§ **ACTIVITY**: The response must consist of every record, restated word for word.

[[ RECORDED DATA open ]]

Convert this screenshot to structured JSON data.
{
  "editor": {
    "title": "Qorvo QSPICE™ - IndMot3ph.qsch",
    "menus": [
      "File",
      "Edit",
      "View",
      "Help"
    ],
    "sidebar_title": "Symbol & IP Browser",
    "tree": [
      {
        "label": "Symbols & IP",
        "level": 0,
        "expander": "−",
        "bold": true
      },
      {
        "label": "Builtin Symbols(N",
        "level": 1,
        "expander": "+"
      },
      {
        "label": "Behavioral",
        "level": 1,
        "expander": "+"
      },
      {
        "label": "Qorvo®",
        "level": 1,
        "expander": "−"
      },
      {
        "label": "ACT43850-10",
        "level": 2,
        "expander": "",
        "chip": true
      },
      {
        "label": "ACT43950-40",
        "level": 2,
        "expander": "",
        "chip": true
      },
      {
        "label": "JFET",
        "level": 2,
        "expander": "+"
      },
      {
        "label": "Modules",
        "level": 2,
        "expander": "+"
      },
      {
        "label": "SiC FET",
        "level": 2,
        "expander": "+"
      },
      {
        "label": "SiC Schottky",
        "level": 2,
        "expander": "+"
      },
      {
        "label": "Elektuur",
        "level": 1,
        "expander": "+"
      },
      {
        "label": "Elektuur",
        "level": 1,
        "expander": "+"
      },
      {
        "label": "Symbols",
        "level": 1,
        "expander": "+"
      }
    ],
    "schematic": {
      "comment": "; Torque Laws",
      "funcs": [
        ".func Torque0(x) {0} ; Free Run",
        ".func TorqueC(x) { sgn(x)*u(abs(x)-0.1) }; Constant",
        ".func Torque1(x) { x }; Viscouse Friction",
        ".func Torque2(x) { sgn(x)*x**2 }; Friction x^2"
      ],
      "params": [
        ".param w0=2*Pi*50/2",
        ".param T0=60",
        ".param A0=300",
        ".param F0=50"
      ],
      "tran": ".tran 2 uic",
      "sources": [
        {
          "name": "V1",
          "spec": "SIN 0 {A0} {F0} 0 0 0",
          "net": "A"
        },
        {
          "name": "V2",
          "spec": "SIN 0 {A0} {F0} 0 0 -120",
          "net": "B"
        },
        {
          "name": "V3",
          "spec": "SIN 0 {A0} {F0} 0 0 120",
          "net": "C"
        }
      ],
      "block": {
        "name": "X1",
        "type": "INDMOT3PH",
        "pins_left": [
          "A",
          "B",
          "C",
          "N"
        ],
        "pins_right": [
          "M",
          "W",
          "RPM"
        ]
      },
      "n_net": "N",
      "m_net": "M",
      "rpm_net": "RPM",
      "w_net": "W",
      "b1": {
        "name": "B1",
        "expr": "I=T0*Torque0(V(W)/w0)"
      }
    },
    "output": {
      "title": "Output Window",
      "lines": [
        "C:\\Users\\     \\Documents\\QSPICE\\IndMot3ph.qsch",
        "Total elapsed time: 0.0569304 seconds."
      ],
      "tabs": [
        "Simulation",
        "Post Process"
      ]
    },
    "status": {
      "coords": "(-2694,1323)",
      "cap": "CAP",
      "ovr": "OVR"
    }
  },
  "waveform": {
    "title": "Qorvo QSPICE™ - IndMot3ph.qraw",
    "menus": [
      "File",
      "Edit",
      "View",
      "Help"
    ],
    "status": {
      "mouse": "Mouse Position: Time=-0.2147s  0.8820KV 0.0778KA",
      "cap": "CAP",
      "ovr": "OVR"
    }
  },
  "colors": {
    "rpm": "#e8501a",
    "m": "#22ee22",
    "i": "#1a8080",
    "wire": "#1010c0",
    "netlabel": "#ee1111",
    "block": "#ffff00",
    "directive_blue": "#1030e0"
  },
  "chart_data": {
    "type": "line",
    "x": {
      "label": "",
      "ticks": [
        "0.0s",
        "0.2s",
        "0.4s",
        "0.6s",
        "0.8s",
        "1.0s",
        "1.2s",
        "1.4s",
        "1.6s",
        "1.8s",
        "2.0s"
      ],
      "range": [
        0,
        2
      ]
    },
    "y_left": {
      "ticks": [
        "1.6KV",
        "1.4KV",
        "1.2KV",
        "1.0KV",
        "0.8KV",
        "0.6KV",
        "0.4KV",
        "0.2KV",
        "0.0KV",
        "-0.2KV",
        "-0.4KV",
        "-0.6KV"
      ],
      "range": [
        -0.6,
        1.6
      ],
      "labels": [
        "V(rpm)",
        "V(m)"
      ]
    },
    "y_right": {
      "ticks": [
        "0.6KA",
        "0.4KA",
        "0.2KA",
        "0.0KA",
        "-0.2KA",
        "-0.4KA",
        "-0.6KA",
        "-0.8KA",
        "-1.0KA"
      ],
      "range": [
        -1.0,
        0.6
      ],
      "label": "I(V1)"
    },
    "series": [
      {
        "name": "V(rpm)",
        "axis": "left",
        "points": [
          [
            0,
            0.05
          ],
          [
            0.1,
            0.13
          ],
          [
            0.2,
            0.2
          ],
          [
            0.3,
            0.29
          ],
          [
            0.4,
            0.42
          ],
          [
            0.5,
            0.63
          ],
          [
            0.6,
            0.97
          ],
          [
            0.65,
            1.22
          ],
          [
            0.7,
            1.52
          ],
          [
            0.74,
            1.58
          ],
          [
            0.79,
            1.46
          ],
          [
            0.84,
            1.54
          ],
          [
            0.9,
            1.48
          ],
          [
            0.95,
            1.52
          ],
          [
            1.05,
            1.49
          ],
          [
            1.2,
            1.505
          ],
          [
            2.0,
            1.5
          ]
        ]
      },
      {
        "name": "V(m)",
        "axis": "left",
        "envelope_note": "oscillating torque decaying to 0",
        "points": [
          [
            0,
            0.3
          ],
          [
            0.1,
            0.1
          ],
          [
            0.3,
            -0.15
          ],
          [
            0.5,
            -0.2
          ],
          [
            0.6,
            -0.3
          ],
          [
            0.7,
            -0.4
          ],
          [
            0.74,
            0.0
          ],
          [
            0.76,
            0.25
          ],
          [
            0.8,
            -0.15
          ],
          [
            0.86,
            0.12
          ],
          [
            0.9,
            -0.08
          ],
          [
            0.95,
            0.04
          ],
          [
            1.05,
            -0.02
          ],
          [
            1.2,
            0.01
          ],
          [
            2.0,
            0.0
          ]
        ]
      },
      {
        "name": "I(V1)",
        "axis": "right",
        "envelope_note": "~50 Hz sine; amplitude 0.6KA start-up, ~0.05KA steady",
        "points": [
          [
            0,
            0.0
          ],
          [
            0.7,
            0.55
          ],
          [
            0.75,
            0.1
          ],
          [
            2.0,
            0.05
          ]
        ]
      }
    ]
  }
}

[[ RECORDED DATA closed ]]

§ **TASK SOLUTION**:
Convert this screenshot to structured JSON data.
{
  "editor": {
    "title": "Qorvo QSPICE™ - IndMot3ph.qsch",
    "menus": [
      "File",
      "Edit",
      "View",
      "Help"
    ],
    "sidebar_title": "Symbol & IP Browser",
    "tree": [
      {
        "label": "Symbols & IP",
        "level": 0,
        "expander": "−",
        "bold": true
      },
      {
        "label": "Builtin Symbols(N",
        "level": 1,
        "expander": "+"
      },
      {
        "label": "Behavioral",
        "level": 1,
        "expander": "+"
      },
      {
        "label": "Qorvo®",
        "level": 1,
        "expander": "−"
      },
      {
        "label": "ACT43850-10",
        "level": 2,
        "expander": "",
        "chip": true
      },
      {
        "label": "ACT43950-40",
        "level": 2,
        "expander": "",
        "chip": true
      },
      {
        "label": "JFET",
        "level": 2,
        "expander": "+"
      },
      {
        "label": "Modules",
        "level": 2,
        "expander": "+"
      },
      {
        "label": "SiC FET",
        "level": 2,
        "expander": "+"
      },
      {
        "label": "SiC Schottky",
        "level": 2,
        "expander": "+"
      },
      {
        "label": "Elektuur",
        "level": 1,
        "expander": "+"
      },
      {
        "label": "Elektuur",
        "level": 1,
        "expander": "+"
      },
      {
        "label": "Symbols",
        "level": 1,
        "expander": "+"
      }
    ],
    "schematic": {
      "comment": "; Torque Laws",
      "funcs": [
        ".func Torque0(x) {0} ; Free Run",
        ".func TorqueC(x) { sgn(x)*u(abs(x)-0.1) }; Constant",
        ".func Torque1(x) { x }; Viscouse Friction",
        ".func Torque2(x) { sgn(x)*x**2 }; Friction x^2"
      ],
      "params": [
        ".param w0=2*Pi*50/2",
        ".param T0=60",
        ".param A0=300",
        ".param F0=50"
      ],
      "tran": ".tran 2 uic",
      "sources": [
        {
          "name": "V1",
          "spec": "SIN 0 {A0} {F0} 0 0 0",
          "net": "A"
        },
        {
          "name": "V2",
          "spec": "SIN 0 {A0} {F0} 0 0 -120",
          "net": "B"
        },
        {
          "name": "V3",
          "spec": "SIN 0 {A0} {F0} 0 0 120",
          "net": "C"
        }
      ],
      "block": {
        "name": "X1",
        "type": "INDMOT3PH",
        "pins_left": [
          "A",
          "B",
          "C",
          "N"
        ],
        "pins_right": [
          "M",
          "W",
          "RPM"
        ]
      },
      "n_net": "N",
      "m_net": "M",
      "rpm_net": "RPM",
      "w_net": "W",
      "b1": {
        "name": "B1",
        "expr": "I=T0*Torque0(V(W)/w0)"
      }
    },
    "output": {
      "title": "Output Window",
      "lines": [
        "C:\\Users\\     \\Documents\\QSPICE\\IndMot3ph.qsch",
        "Total elapsed time: 0.0569304 seconds."
      ],
      "tabs": [
        "Simulation",
        "Post Process"
      ]
    },
    "status": {
      "coords": "(-2694,1323)",
      "cap": "CAP",
      "ovr": "OVR"
    }
  },
  "waveform": {
    "title": "Qorvo QSPICE™ - IndMot3ph.qraw",
    "menus": [
      "File",
      "Edit",
      "View",
      "Help"
    ],
    "status": {
      "mouse": "Mouse Position: Time=-0.2147s  0.8820KV 0.0778KA",
      "cap": "CAP",
      "ovr": "OVR"
    }
  },
  "colors": {
    "rpm": "#e8501a",
    "m": "#22ee22",
    "i": "#1a8080",
    "wire": "#1010c0",
    "netlabel": "#ee1111",
    "block": "#ffff00",
    "directive_blue": "#1030e0"
  },
  "chart_data": {
    "type": "line",
    "x": {
      "label": "",
      "ticks": [
        "0.0s",
        "0.2s",
        "0.4s",
        "0.6s",
        "0.8s",
        "1.0s",
        "1.2s",
        "1.4s",
        "1.6s",
        "1.8s",
        "2.0s"
      ],
      "range": [
        0,
        2
      ]
    },
    "y_left": {
      "ticks": [
        "1.6KV",
        "1.4KV",
        "1.2KV",
        "1.0KV",
        "0.8KV",
        "0.6KV",
        "0.4KV",
        "0.2KV",
        "0.0KV",
        "-0.2KV",
        "-0.4KV",
        "-0.6KV"
      ],
      "range": [
        -0.6,
        1.6
      ],
      "labels": [
        "V(rpm)",
        "V(m)"
      ]
    },
    "y_right": {
      "ticks": [
        "0.6KA",
        "0.4KA",
        "0.2KA",
        "0.0KA",
        "-0.2KA",
        "-0.4KA",
        "-0.6KA",
        "-0.8KA",
        "-1.0KA"
      ],
      "range": [
        -1.0,
        0.6
      ],
      "label": "I(V1)"
    },
    "series": [
      {
        "name": "V(rpm)",
        "axis": "left",
        "points": [
          [
            0,
            0.05
          ],
          [
            0.1,
            0.13
          ],
          [
            0.2,
            0.2
          ],
          [
            0.3,
            0.29
          ],
          [
            0.4,
            0.42
          ],
          [
            0.5,
            0.63
          ],
          [
            0.6,
            0.97
          ],
          [
            0.65,
            1.22
          ],
          [
            0.7,
            1.52
          ],
          [
            0.74,
            1.58
          ],
          [
            0.79,
            1.46
          ],
          [
            0.84,
            1.54
          ],
          [
            0.9,
            1.48
          ],
          [
            0.95,
            1.52
          ],
          [
            1.05,
            1.49
          ],
          [
            1.2,
            1.505
          ],
          [
            2.0,
            1.5
          ]
        ]
      },
      {
        "name": "V(m)",
        "axis": "left",
        "envelope_note": "oscillating torque decaying to 0",
        "points": [
          [
            0,
            0.3
          ],
          [
            0.1,
            0.1
          ],
          [
            0.3,
            -0.15
          ],
          [
            0.5,
            -0.2
          ],
          [
            0.6,
            -0.3
          ],
          [
            0.7,
            -0.4
          ],
          [
            0.74,
            0.0
          ],
          [
            0.76,
            0.25
          ],
          [
            0.8,
            -0.15
          ],
          [
            0.86,
            0.12
          ],
          [
            0.9,
            -0.08
          ],
          [
            0.95,
            0.04
          ],
          [
            1.05,
            -0.02
          ],
          [
            1.2,
            0.01
          ],
          [
            2.0,
            0.0
          ]
        ]
      },
      {
        "name": "I(V1)",
        "axis": "right",
        "envelope_note": "~50 Hz sine; amplitude 0.6KA start-up, ~0.05KA steady",
        "points": [
          [
            0,
            0.0
          ],
          [
            0.7,
            0.55
          ],
          [
            0.75,
            0.1
          ],
          [
            2.0,
            0.05
          ]
        ]
      }
    ]
  }
}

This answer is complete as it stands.